■ **PROBLEM DESCRIPTION**:
Where a line below holds the string "JSON", copy that line.

+++++

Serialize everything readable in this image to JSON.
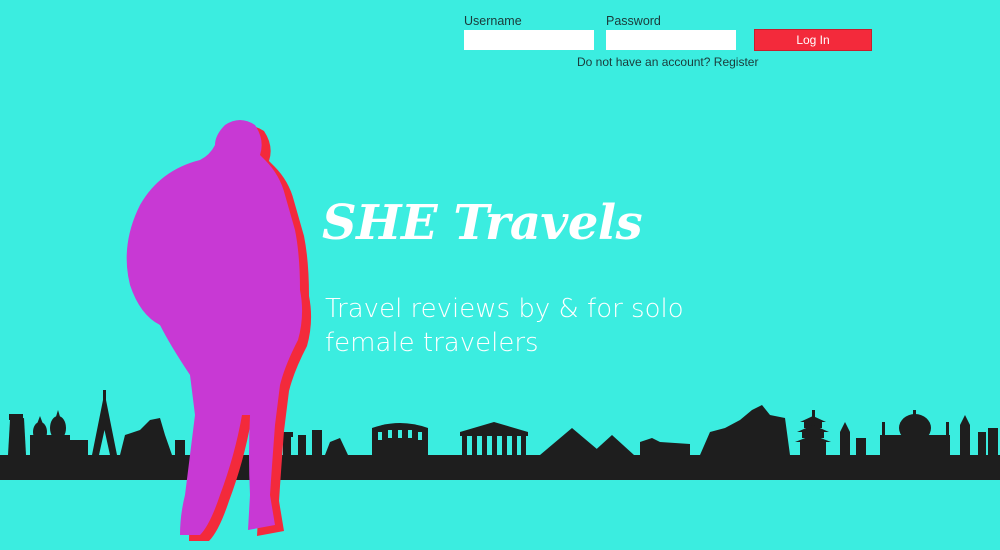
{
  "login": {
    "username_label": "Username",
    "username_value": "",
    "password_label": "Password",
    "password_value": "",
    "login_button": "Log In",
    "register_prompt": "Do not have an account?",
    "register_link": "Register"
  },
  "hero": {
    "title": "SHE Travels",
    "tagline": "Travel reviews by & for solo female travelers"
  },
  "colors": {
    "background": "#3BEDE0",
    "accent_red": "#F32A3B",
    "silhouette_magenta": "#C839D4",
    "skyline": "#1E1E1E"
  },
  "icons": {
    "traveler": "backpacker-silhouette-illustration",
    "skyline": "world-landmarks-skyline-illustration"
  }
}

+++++

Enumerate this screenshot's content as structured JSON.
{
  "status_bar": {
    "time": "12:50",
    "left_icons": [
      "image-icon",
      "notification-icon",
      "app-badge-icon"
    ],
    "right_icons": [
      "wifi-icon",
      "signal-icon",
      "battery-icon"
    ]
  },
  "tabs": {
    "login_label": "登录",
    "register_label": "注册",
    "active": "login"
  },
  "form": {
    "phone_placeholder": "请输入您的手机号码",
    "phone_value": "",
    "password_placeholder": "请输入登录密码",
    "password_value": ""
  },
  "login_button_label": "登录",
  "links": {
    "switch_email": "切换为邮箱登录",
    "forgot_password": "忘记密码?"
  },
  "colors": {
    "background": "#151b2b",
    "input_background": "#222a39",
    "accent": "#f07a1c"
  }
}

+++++

■ **COMPLETED EXERCISE**:
Serialize everything readable in this image to JSON.
Enumerate this screenshot's content as structured JSON.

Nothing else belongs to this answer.